Applying for a job?
It’s very common to see job postings saying that you should have years of experience or any proof of experience. But what if you’re just starting out but you know you can do the job?
What will you do?
So let me tell you what I did.
The website, eiringonzales.com, serves as my online portfolio that anyone can look into. This website is my experience. This website is my work experience. Its goal is to just show my skills and my evidence that I can and I will do it.
How I Started Creating Website
Did you already stretch your fingers and open your text editor?
Oops! No, no!
You don’t want to code without knowing what to do.
1. Search for inspiration.
So, what I suggest is to open your favorite search engine. Search for websites that you like. Get inspiration from those websites. Jot down the features your website would have.
2. Create your sitemap.
You now have a feeling in your mind.
So create your sitemap just like in the image. I wrote my domain name and put the web pages under it.
My services page is also my home page. I removed home in my menu because for me, home page is the summary of your whole website. And I prefer to separate things so that viewers will focus on my one thing. And I put it that way so even average computer users can understand and navigate through my website easier and faster.
3. Create your mockups.
And before I turn to my text editor. I sketch out my ideas on what each web page would look like. I was just drawing from random what feels good. And these sketches are not yet final. And then, I used Photoshop to turn them into digital mockups.
So don’t worry even if you’re not yet sure. You can still change it along the way.
4. Choose colors you’re going to use.
I searched about color palettes in Google. And I came into this Canva article. I took screenshots of color palettes I feel like. But in the end, I still didn’t use it. I used black and white as my basic colors.
Don’t worry if you change your colors when you’re already coding. It’s perfectly normal. I also discovered some colors I used when I was already designing using CSS.
5. Get your fonts.
I also search for web fonts but I can’t afford them yet so I use Google Fonts which is free. I ended up using these four.
- Pathway Gothic One – for headings and buttons
- Kaushan Script – for emphasizing key words in the headings
- Playfair Display – italicized for the word, Hi
- Lora – for reading purposes
They are also very easy to use. You just have to add the fonts and the styles you’re going to need. It’s like putting groceries in your push cart. And in the end, you’ll copy the link tag and paste it in your code.
6. Need free, high-resolution photos?
Go to Unsplash. It is a website that offers free high-resolution photos. I used them as my background images. I chose photos that resembles the same theme. And it’s really nice because you can do what you want even if it’s for commercial use.
Before I use these photos, I still edit them to reduce their size.
So, it’s coding time!
7. Markup your content.
This is now the time to open your text editor. Remove the design part in your mind right now. Just write the content of your website.
Make your markup semantic.
Semantic means that the tag you’re using fits what you’re putting in it. If you need a table in your website, use a table tag.
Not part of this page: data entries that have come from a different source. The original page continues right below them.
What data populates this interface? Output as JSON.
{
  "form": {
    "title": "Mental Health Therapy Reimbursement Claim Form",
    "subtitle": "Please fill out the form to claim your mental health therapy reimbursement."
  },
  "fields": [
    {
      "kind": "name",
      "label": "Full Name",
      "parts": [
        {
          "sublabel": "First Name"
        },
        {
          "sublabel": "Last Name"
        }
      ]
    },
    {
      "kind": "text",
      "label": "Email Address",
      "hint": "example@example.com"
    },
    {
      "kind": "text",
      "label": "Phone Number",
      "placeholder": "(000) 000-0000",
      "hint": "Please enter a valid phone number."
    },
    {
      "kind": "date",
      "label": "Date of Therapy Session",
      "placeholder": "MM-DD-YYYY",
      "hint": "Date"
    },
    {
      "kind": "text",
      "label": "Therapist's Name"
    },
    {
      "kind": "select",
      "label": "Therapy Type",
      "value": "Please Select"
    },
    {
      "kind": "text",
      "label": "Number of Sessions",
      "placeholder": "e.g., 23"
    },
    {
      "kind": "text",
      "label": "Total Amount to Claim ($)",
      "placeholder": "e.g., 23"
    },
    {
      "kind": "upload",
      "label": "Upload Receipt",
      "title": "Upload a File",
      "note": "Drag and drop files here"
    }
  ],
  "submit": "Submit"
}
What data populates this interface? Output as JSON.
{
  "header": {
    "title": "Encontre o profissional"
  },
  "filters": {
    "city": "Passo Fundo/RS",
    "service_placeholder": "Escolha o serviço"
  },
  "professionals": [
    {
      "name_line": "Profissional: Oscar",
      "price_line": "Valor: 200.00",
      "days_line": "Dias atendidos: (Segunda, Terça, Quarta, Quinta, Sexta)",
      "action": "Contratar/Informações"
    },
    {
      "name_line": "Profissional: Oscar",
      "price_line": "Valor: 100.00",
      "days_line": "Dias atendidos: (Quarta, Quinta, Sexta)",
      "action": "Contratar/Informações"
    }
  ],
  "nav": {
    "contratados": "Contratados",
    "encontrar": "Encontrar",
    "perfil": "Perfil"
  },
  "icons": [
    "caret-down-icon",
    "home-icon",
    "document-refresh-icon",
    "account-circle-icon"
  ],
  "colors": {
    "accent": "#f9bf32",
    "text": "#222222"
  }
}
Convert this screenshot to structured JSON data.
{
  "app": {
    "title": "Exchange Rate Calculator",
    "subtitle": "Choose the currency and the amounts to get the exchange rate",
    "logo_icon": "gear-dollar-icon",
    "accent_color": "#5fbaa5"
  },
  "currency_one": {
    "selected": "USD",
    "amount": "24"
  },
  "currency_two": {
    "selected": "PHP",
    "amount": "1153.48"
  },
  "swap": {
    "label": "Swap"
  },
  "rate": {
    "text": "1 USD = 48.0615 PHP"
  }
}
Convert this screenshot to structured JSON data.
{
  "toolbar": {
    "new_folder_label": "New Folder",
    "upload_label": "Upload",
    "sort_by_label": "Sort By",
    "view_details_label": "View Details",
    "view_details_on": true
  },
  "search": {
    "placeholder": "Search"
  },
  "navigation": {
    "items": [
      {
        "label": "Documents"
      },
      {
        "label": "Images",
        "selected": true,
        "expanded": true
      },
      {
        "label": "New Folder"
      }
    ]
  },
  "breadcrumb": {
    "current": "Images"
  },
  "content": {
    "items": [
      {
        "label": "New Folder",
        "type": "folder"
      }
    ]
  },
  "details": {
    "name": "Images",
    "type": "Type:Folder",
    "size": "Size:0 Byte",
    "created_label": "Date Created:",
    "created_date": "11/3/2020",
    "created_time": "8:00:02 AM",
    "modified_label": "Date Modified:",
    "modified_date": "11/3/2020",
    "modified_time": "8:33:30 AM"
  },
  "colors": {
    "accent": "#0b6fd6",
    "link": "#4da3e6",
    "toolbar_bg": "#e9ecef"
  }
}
If you need a form, use a form tag.
After that, check if your markup is valid using the W3C Validator.
You don’t have to get perfectly valid because sometimes, for example, W3C sees spaces and says it’s invalid. So it’s okay as long as there are no deadly errors. This is free.
8. Style your content with CSS or any framework you like to use.
I used CSS resets to reset the margins and paddings set by the browser. You can use Eric Meyer’s CSS Reset or Normalize.css. You can search for other css resets. I find Meyer’s CSS reset better because it is simpler and shorter. But it still depends on the elements you’re going to use. You still have to customize those resets to fit your needs.
I take a mobile-first approach to design my website. For me, it’ll be easier to add more style rules as the viewport widens. I don’t have to change anything in the first part. All I will do is add media queries and change the rules.
World Wide Web Consortium (W3C) also offers validation with CSS.
Separating these three will lower the memory you used making it faster for browsers and servers to parseand to load your website.
11. Use PHP to save memory and for other functionalities.
I used PHP to save my header and footer in a file. In this way, I’ll save memory from duplicating it. And my website has a contact form. I use PHP to validate the possible inputs in my form. Then, I used PHPMailer to make it possible to send myself an email every time someone sent me a message. It is free and object-oriented. You can check their example so you can follow along.
12. Upload your website in your web hosting.
Creating a website is not a piece of cake. I started it last December 2016 and finished the first version this February 2017. And it’s not a continuous pace. That after this, then this. I found myself hours, days of researching, writing markup and style rules, debugging. Plus, hours of staring at my laptop, searching and reading articles about this and that.
I got to read forums on Team Treehouse, Stack Overflow and other websites on web development.
But in the end, I got to finish it. It may not be perfect right now but I still have the time to tinker and perfect it. What’s important is I launched a functional website that can do its purpose.
So what are you waiting for? Start now your website!